The German Girl
by Armando Lucas Correa, Simon & Schuster.
Although Armando Lucas Correa’s novel is based on the Second World War, it feels incredibly topical. This is a story about the desperate plight of refugees, of what happens when borders are closed and basic humanity is overcome by fear and prejudice. Correa is a journalist and the ingrained sense of purpose in his debut work of fiction gives this new window on the horrific consequences of Nazi Germany a sense of electric urgency. The novel is told through two captivating narrators in alternate chapters. First is Hannah Rosenthal, an almost 12-year-old Jewish girl who, until now, has known a bourgeois life in 1939 Berlin. Hannah spends her days roaming the city with her best friend, Leo, but Berlin is changing.

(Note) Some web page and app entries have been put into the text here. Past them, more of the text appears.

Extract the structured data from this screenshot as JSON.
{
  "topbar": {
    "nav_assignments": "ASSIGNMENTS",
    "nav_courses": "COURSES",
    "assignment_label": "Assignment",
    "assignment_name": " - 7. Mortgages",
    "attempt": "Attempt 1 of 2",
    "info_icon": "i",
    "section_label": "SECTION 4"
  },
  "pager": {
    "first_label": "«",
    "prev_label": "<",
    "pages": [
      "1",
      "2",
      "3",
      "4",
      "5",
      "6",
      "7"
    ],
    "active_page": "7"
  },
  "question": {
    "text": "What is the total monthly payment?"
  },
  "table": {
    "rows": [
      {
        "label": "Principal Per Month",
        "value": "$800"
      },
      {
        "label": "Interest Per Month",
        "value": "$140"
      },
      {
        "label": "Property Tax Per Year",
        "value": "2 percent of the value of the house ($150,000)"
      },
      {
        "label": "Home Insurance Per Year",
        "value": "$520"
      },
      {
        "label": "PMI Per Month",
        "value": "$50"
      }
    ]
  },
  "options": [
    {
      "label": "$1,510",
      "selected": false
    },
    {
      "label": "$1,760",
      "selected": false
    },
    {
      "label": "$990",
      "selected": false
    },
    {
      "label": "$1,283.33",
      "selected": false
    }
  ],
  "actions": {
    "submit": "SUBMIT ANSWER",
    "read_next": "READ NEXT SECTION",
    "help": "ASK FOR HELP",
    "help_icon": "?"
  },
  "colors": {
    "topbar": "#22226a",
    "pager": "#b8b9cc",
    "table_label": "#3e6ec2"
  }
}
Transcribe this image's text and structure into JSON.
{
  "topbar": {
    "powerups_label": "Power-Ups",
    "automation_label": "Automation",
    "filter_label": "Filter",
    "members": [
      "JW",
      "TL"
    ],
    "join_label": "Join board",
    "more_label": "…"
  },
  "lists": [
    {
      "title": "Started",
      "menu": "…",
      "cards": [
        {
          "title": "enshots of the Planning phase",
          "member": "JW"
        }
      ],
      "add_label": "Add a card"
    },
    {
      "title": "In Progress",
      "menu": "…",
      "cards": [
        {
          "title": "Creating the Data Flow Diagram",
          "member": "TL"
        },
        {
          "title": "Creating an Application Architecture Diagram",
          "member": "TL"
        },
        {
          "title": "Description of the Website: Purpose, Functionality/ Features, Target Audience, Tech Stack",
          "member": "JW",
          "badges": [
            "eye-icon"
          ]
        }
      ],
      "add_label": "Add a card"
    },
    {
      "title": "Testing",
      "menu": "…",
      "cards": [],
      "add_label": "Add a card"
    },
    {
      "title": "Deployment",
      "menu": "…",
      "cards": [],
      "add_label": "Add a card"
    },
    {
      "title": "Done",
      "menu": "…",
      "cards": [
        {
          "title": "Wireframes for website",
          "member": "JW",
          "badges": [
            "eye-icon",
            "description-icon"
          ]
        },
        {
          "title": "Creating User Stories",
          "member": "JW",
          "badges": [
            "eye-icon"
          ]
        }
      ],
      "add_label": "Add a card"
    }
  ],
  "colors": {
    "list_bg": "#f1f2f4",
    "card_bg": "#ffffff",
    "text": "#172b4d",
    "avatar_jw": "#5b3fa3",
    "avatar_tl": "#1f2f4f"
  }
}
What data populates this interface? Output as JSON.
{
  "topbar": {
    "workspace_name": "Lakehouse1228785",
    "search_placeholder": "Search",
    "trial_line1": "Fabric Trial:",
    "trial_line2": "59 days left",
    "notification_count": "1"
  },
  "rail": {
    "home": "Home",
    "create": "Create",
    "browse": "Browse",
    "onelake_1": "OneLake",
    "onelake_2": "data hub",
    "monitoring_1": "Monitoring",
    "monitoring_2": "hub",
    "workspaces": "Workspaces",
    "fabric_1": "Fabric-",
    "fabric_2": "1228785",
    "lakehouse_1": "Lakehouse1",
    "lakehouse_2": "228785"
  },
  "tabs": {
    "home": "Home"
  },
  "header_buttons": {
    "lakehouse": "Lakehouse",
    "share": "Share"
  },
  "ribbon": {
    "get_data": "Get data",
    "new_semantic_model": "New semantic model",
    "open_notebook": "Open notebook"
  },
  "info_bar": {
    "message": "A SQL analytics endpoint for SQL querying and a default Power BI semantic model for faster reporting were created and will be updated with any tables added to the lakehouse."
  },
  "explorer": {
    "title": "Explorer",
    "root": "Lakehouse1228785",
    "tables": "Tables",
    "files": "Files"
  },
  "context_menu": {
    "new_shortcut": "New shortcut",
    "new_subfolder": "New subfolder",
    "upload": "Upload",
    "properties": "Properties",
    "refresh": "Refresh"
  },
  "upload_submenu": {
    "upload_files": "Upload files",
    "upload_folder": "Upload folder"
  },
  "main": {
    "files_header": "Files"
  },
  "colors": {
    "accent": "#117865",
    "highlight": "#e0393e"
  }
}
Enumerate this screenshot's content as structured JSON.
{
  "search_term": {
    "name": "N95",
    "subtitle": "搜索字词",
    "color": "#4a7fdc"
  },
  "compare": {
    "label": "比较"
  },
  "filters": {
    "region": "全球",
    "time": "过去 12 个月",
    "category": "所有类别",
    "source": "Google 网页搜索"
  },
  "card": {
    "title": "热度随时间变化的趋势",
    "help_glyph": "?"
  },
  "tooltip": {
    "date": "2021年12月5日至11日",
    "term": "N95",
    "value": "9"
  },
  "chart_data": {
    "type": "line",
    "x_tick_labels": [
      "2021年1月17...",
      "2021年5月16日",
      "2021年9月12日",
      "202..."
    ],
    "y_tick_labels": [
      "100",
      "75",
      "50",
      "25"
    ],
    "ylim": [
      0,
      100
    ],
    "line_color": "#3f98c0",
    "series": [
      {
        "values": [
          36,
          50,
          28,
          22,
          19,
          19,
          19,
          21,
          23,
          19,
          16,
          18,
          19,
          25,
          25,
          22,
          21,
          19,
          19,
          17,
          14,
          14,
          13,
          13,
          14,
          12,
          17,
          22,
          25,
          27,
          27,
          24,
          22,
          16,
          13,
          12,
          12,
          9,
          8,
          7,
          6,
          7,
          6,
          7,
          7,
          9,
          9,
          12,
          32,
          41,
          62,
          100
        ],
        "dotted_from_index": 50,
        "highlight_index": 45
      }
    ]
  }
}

Hannah and Leo are now spat upon and sneered at and everywhere is stench and ugliness. Hannah’s mother is the needy Alma, an opera singer with an over-dramatic nature; her father, Max, a university professor. As Berlin turns against them, the family must flee. Max secures tickets on the St Louis, a liner offering passage to Cuba, where the government has promised safe haven for Jewish refugees. Leo and his father also manage to secure places. Interspersed with this story is Anna Rosen’s; an American girl who on her 12th birthday receives a package from her great-aunt, Hannah, containing negatives of photographs she has never seen before. Anna longs to know more about her absent father and these photos are the catalyst to connect with her history and eventually meet her great-aunt in Cuba. We soon learn that while Hannah and her mother ended up in Cuba, her father and Leo didn’t make it. The authorities reneged on their promise, only allowing 28 of the 937 passengers ashore, the rest forced to return to Europe, where most perished. It’s an incredible story, and one based on real events, which Correa outlines at the end of the book.